[EXERCISE] All of the listing should be output exactly, apart from the pictures.

====== GIVEN RECORDS ======

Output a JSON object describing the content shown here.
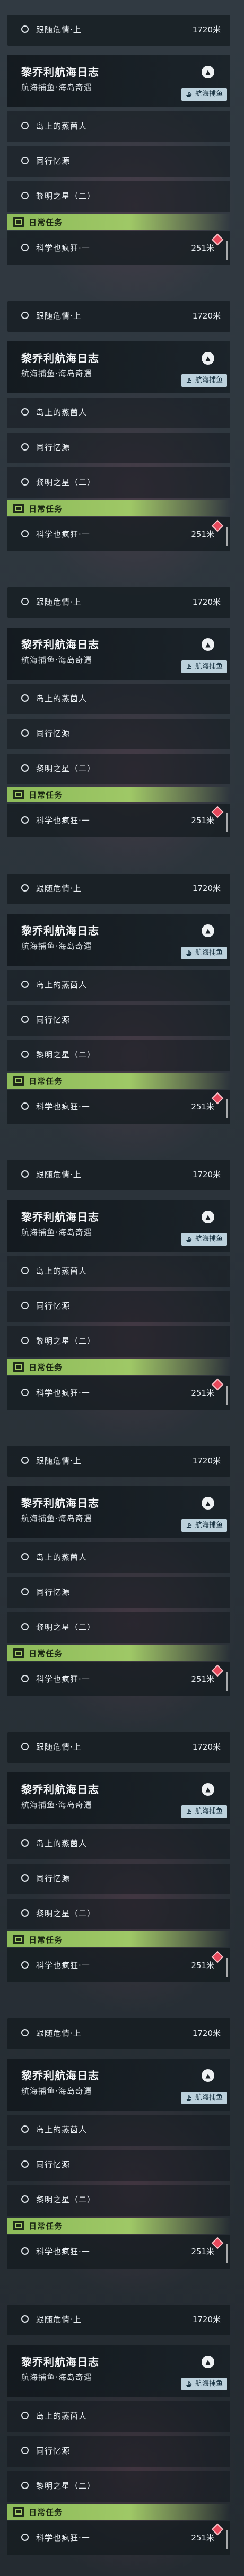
{
  "panels": [
    {
      "top_row": {
        "label": "跟随危情·上",
        "distance": "1720米"
      },
      "title": "黎乔利航海日志",
      "subtitle": "航海捕鱼·海岛奇遇",
      "badge": "航海捕鱼",
      "quests": [
        "岛上的蒸菌人",
        "同行忆源",
        "黎明之星（二）"
      ],
      "daily_label": "日常任务",
      "daily": {
        "label": "科学也疯狂·一",
        "distance": "251米"
      }
    },
    {
      "top_row": {
        "label": "跟随危情·上",
        "distance": "1720米"
      },
      "title": "黎乔利航海日志",
      "subtitle": "航海捕鱼·海岛奇遇",
      "badge": "航海捕鱼",
      "quests": [
        "岛上的蒸菌人",
        "同行忆源",
        "黎明之星（二）"
      ],
      "daily_label": "日常任务",
      "daily": {
        "label": "科学也疯狂·一",
        "distance": "251米"
      }
    },
    {
      "top_row": {
        "label": "跟随危情·上",
        "distance": "1720米"
      },
      "title": "黎乔利航海日志",
      "subtitle": "航海捕鱼·海岛奇遇",
      "badge": "航海捕鱼",
      "quests": [
        "岛上的蒸菌人",
        "同行忆源",
        "黎明之星（二）"
      ],
      "daily_label": "日常任务",
      "daily": {
        "label": "科学也疯狂·一",
        "distance": "251米"
      }
    },
    {
      "top_row": {
        "label": "跟随危情·上",
        "distance": "1720米"
      },
      "title": "黎乔利航海日志",
      "subtitle": "航海捕鱼·海岛奇遇",
      "badge": "航海捕鱼",
      "quests": [
        "岛上的蒸菌人",
        "同行忆源",
        "黎明之星（二）"
      ],
      "daily_label": "日常任务",
      "daily": {
        "label": "科学也疯狂·一",
        "distance": "251米"
      }
    },
    {
      "top_row": {
        "label": "跟随危情·上",
        "distance": "1720米"
      },
      "title": "黎乔利航海日志",
      "subtitle": "航海捕鱼·海岛奇遇",
      "badge": "航海捕鱼",
      "quests": [
        "岛上的蒸菌人",
        "同行忆源",
        "黎明之星（二）"
      ],
      "daily_label": "日常任务",
      "daily": {
        "label": "科学也疯狂·一",
        "distance": "251米"
      }
    },
    {
      "top_row": {
        "label": "跟随危情·上",
        "distance": "1720米"
      },
      "title": "黎乔利航海日志",
      "subtitle": "航海捕鱼·海岛奇遇",
      "badge": "航海捕鱼",
      "quests": [
        "岛上的蒸菌人",
        "同行忆源",
        "黎明之星（二）"
      ],
      "daily_label": "日常任务",
      "daily": {
        "label": "科学也疯狂·一",
        "distance": "251米"
      }
    },
    {
      "top_row": {
        "label": "跟随危情·上",
        "distance": "1720米"
      },
      "title": "黎乔利航海日志",
      "subtitle": "航海捕鱼·海岛奇遇",
      "badge": "航海捕鱼",
      "quests": [
        "岛上的蒸菌人",
        "同行忆源",
        "黎明之星（二）"
      ],
      "daily_label": "日常任务",
      "daily": {
        "label": "科学也疯狂·一",
        "distance": "251米"
      }
    },
    {
      "top_row": {
        "label": "跟随危情·上",
        "distance": "1720米"
      },
      "title": "黎乔利航海日志",
      "subtitle": "航海捕鱼·海岛奇遇",
      "badge": "航海捕鱼",
      "quests": [
        "岛上的蒸菌人",
        "同行忆源",
        "黎明之星（二）"
      ],
      "daily_label": "日常任务",
      "daily": {
        "label": "科学也疯狂·一",
        "distance": "251米"
      }
    },
    {
      "top_row": {
        "label": "跟随危情·上",
        "distance": "1720米"
      },
      "title": "黎乔利航海日志",
      "subtitle": "航海捕鱼·海岛奇遇",
      "badge": "航海捕鱼",
      "quests": [
        "岛上的蒸菌人",
        "同行忆源",
        "黎明之星（二）"
      ],
      "daily_label": "日常任务",
      "daily": {
        "label": "科学也疯狂·一",
        "distance": "251米"
      }
    }
  ],
  "icons": {
    "top_row": "circle-icon",
    "collapse": "chevron-up-icon",
    "badge": "ship-icon",
    "daily": "daily-task-icon",
    "marker": "map-marker-icon"
  },
  "colors": {
    "daily_bar": "#9fc866",
    "badge_bg": "#bcd1dc",
    "marker": "#e7485b"
  }
}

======

[ANSWER TO THIS TASK]
Output a JSON object describing the content shown here.
{
  "panels": [
    {
      "top_row": {
        "label": "跟随危情·上",
        "distance": "1720米"
      },
      "title": "黎乔利航海日志",
      "subtitle": "航海捕鱼·海岛奇遇",
      "badge": "航海捕鱼",
      "quests": [
        "岛上的蒸菌人",
        "同行忆源",
        "黎明之星（二）"
      ],
      "daily_label": "日常任务",
      "daily": {
        "label": "科学也疯狂·一",
        "distance": "251米"
      }
    },
    {
      "top_row": {
        "label": "跟随危情·上",
        "distance": "1720米"
      },
      "title": "黎乔利航海日志",
      "subtitle": "航海捕鱼·海岛奇遇",
      "badge": "航海捕鱼",
      "quests": [
        "岛上的蒸菌人",
        "同行忆源",
        "黎明之星（二）"
      ],
      "daily_label": "日常任务",
      "daily": {
        "label": "科学也疯狂·一",
        "distance": "251米"
      }
    },
    {
      "top_row": {
        "label": "跟随危情·上",
        "distance": "1720米"
      },
      "title": "黎乔利航海日志",
      "subtitle": "航海捕鱼·海岛奇遇",
      "badge": "航海捕鱼",
      "quests": [
        "岛上的蒸菌人",
        "同行忆源",
        "黎明之星（二）"
      ],
      "daily_label": "日常任务",
      "daily": {
        "label": "科学也疯狂·一",
        "distance": "251米"
      }
    },
    {
      "top_row": {
        "label": "跟随危情·上",
        "distance": "1720米"
      },
      "title": "黎乔利航海日志",
      "subtitle": "航海捕鱼·海岛奇遇",
      "badge": "航海捕鱼",
      "quests": [
        "岛上的蒸菌人",
        "同行忆源",
        "黎明之星（二）"
      ],
      "daily_label": "日常任务",
      "daily": {
        "label": "科学也疯狂·一",
        "distance": "251米"
      }
    },
    {
      "top_row": {
        "label": "跟随危情·上",
        "distance": "1720米"
      },
      "title": "黎乔利航海日志",
      "subtitle": "航海捕鱼·海岛奇遇",
      "badge": "航海捕鱼",
      "quests": [
        "岛上的蒸菌人",
        "同行忆源",
        "黎明之星（二）"
      ],
      "daily_label": "日常任务",
      "daily": {
        "label": "科学也疯狂·一",
        "distance": "251米"
      }
    },
    {
      "top_row": {
        "label": "跟随危情·上",
        "distance": "1720米"
      },
      "title": "黎乔利航海日志",
      "subtitle": "航海捕鱼·海岛奇遇",
      "badge": "航海捕鱼",
      "quests": [
        "岛上的蒸菌人",
        "同行忆源",
        "黎明之星（二）"
      ],
      "daily_label": "日常任务",
      "daily": {
        "label": "科学也疯狂·一",
        "distance": "251米"
      }
    },
    {
      "top_row": {
        "label": "跟随危情·上",
        "distance": "1720米"
      },
      "title": "黎乔利航海日志",
      "subtitle": "航海捕鱼·海岛奇遇",
      "badge": "航海捕鱼",
      "quests": [
        "岛上的蒸菌人",
        "同行忆源",
        "黎明之星（二）"
      ],
      "daily_label": "日常任务",
      "daily": {
        "label": "科学也疯狂·一",
        "distance": "251米"
      }
    },
    {
      "top_row": {
        "label": "跟随危情·上",
        "distance": "1720米"
      },
      "title": "黎乔利航海日志",
      "subtitle": "航海捕鱼·海岛奇遇",
      "badge": "航海捕鱼",
      "quests": [
        "岛上的蒸菌人",
        "同行忆源",
        "黎明之星（二）"
      ],
      "daily_label": "日常任务",
      "daily": {
        "label": "科学也疯狂·一",
        "distance": "251米"
      }
    },
    {
      "top_row": {
        "label": "跟随危情·上",
        "distance": "1720米"
      },
      "title": "黎乔利航海日志",
      "subtitle": "航海捕鱼·海岛奇遇",
      "badge": "航海捕鱼",
      "quests": [
        "岛上的蒸菌人",
        "同行忆源",
        "黎明之星（二）"
      ],
      "daily_label": "日常任务",
      "daily": {
        "label": "科学也疯狂·一",
        "distance": "251米"
      }
    }
  ],
  "icons": {
    "top_row": "circle-icon",
    "collapse": "chevron-up-icon",
    "badge": "ship-icon",
    "daily": "daily-task-icon",
    "marker": "map-marker-icon"
  },
  "colors": {
    "daily_bar": "#9fc866",
    "badge_bg": "#bcd1dc",
    "marker": "#e7485b"
  }
}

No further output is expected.